For each line below that holds the string "JSON", add one to a tally; report that tally alone.

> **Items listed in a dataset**

'''

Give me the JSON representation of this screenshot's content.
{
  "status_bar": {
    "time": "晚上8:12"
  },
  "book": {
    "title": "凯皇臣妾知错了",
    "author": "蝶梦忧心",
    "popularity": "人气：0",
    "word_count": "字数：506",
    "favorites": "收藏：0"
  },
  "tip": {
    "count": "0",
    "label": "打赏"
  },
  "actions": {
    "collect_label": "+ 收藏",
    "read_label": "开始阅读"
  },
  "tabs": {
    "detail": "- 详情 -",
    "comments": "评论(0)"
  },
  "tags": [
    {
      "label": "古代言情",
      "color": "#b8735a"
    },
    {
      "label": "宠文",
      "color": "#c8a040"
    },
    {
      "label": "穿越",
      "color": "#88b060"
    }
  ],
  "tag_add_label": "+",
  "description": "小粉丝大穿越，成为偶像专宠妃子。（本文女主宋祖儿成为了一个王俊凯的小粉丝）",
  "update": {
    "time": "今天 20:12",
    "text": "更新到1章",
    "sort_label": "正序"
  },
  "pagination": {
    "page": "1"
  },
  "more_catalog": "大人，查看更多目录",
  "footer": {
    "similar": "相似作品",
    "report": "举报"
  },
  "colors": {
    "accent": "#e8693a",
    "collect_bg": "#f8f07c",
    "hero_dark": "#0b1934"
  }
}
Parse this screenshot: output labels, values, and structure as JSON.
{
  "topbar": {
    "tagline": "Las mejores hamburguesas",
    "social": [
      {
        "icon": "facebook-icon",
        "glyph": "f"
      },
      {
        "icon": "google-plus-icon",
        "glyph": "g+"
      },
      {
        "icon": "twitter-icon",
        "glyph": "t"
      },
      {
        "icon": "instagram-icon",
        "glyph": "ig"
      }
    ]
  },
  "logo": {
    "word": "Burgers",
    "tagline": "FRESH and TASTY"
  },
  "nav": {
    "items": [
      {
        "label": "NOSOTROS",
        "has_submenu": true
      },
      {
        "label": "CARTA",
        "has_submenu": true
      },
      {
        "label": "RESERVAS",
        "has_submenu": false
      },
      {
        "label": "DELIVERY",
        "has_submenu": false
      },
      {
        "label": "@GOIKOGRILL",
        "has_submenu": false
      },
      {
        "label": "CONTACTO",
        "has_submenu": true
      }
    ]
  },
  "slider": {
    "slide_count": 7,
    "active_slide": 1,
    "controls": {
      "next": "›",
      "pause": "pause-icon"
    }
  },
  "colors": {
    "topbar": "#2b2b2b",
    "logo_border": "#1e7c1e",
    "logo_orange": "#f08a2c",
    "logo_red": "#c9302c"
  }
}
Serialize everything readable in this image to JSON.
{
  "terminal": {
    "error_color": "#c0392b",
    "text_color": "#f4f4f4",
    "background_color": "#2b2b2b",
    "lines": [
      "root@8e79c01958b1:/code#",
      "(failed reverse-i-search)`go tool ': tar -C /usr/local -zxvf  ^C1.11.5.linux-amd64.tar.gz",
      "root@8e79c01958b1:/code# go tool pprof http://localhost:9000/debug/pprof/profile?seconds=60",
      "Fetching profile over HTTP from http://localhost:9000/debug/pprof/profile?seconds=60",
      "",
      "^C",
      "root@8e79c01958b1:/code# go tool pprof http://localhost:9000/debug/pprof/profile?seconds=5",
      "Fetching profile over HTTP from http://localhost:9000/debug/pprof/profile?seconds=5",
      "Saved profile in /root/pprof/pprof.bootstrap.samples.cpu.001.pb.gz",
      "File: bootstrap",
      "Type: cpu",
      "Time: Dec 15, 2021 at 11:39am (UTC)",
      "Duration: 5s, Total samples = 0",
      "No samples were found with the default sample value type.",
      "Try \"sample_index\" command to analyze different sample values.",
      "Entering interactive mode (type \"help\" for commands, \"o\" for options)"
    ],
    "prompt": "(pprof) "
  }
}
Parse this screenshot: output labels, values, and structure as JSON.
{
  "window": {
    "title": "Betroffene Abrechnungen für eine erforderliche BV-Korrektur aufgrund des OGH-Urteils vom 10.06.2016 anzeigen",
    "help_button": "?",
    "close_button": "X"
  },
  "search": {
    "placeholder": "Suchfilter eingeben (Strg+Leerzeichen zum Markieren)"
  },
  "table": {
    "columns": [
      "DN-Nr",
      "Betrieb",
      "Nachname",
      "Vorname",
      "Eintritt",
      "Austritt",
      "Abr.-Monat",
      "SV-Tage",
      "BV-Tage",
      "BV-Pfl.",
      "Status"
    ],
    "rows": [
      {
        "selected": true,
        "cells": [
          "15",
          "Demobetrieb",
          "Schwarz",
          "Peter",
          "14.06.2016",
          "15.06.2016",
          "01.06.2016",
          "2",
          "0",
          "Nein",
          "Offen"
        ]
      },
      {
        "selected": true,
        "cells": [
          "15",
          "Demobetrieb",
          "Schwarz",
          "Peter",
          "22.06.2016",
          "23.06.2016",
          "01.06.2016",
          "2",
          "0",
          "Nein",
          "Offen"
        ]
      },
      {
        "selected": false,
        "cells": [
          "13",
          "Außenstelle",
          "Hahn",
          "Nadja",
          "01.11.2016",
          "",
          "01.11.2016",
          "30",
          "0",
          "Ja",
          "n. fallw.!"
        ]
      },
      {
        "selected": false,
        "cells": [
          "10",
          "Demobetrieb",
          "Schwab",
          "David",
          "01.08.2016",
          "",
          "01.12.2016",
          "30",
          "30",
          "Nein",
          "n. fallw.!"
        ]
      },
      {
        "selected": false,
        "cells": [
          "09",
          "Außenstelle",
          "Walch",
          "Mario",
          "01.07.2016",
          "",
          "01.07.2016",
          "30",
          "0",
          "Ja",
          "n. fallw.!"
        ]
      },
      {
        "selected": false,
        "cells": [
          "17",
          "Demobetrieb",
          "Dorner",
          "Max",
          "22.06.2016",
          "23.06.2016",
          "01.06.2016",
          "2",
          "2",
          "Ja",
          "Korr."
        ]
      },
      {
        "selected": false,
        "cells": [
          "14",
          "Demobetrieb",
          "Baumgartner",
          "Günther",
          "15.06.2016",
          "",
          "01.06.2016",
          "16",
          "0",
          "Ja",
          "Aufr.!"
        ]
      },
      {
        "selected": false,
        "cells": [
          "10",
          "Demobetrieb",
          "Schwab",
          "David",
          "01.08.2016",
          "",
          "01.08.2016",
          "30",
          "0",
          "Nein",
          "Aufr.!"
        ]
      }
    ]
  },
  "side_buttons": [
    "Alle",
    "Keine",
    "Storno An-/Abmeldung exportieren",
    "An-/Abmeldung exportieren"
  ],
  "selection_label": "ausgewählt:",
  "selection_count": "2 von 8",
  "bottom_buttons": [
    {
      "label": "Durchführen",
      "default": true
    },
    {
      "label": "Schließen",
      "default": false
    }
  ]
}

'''

> **FINISHED TASK**
4